It's heady stuff, but what is certain is that thinking in terms of information has proved very useful in physics. The second law of thermodynamics, for example, which says that heat naturally flows from hot bodies to cold ones, puzzled physicists for a long time because there is nothing in the laws of physics that stops "hot" and "cold" molecules from moving the other way around. It was an information based interpretation that finally explained the law (see this Plus article for more). Similarly, black holes, whose gravitational pull is so strong that not even light can escape from their vicinity, are better understood if you think of them as things that swallow up information, rather than things that swallow up matter. (See here for more about information and black holes.)
One thing is for sure: information is an interesting thing that poses many intriguing questions. In collaboration with the Foundational Questions Institute we would like to take up the challenge. Our Information about information project will bring you articles that explore and answer some of those questions, based on interviews with leading experts. Click here to find out more.
About the author
Marianne Freiberger is Editor of Plus.
George Ellis makes an interesting point about the abstract nature of information contained in books. This seems to be very much the same idea as what Karl Popper called the 'World 3' of objective knowledge, which he loosely categorised as 'the contents of books and libraries'. This has been one of the less-regarded parts of Popper's thought, sometimes decried as 'mystification'. It is good to see these ideas being supported.
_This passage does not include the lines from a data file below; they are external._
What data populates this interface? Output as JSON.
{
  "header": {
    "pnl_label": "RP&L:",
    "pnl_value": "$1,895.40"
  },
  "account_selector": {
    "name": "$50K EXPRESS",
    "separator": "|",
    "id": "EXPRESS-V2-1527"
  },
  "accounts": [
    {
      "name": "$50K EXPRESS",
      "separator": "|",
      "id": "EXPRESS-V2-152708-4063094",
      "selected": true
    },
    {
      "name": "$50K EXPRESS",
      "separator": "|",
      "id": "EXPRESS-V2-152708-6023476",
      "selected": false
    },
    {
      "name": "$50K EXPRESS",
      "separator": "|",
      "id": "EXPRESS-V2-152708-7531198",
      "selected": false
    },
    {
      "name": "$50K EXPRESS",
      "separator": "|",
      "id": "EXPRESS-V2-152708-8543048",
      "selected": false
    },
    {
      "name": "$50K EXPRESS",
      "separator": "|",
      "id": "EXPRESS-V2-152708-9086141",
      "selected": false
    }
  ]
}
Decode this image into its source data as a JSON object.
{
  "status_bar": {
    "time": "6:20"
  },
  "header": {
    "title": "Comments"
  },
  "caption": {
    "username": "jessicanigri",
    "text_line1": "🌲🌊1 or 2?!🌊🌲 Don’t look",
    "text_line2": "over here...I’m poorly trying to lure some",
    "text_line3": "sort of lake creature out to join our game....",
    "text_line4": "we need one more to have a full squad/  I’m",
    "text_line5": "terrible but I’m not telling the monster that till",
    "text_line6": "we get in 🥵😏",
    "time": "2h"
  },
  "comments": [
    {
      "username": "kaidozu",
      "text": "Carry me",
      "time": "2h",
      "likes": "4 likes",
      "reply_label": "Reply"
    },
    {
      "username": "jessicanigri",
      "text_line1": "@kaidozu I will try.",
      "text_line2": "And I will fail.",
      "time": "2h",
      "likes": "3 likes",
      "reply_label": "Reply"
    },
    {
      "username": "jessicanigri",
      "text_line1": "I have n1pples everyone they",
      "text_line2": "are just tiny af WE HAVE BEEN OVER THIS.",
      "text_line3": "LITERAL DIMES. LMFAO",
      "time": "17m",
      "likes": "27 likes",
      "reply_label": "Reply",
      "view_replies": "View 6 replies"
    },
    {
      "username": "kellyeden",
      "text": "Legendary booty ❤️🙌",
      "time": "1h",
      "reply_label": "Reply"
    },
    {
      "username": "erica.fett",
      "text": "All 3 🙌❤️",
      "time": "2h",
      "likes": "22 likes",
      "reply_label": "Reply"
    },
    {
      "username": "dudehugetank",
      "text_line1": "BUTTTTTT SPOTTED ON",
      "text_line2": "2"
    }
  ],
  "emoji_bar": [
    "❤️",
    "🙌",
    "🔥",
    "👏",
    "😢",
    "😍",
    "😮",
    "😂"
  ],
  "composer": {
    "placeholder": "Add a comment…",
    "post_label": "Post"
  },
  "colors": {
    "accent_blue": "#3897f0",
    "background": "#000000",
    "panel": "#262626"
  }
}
David Bawden, London
Plato and Aristotle
The idea that the world is to be fundamentally understood not in terms of matter but as the arrangement of matter is at least as old as Plato and Aristotle, at least one of whom made their entire philosophical career exploring the consequences of this thought, in his Theory of Forms.
I honestly don't know why some physicists (not found on Plus, thankfully) publicly bash philosophy so much when certain cutting-edge physics ideas as this were hypothesised and argued through 2 500 years ago! *Sigh*
Is disinformation or misinformation or deception treated as negative information? Does it have negative entropy?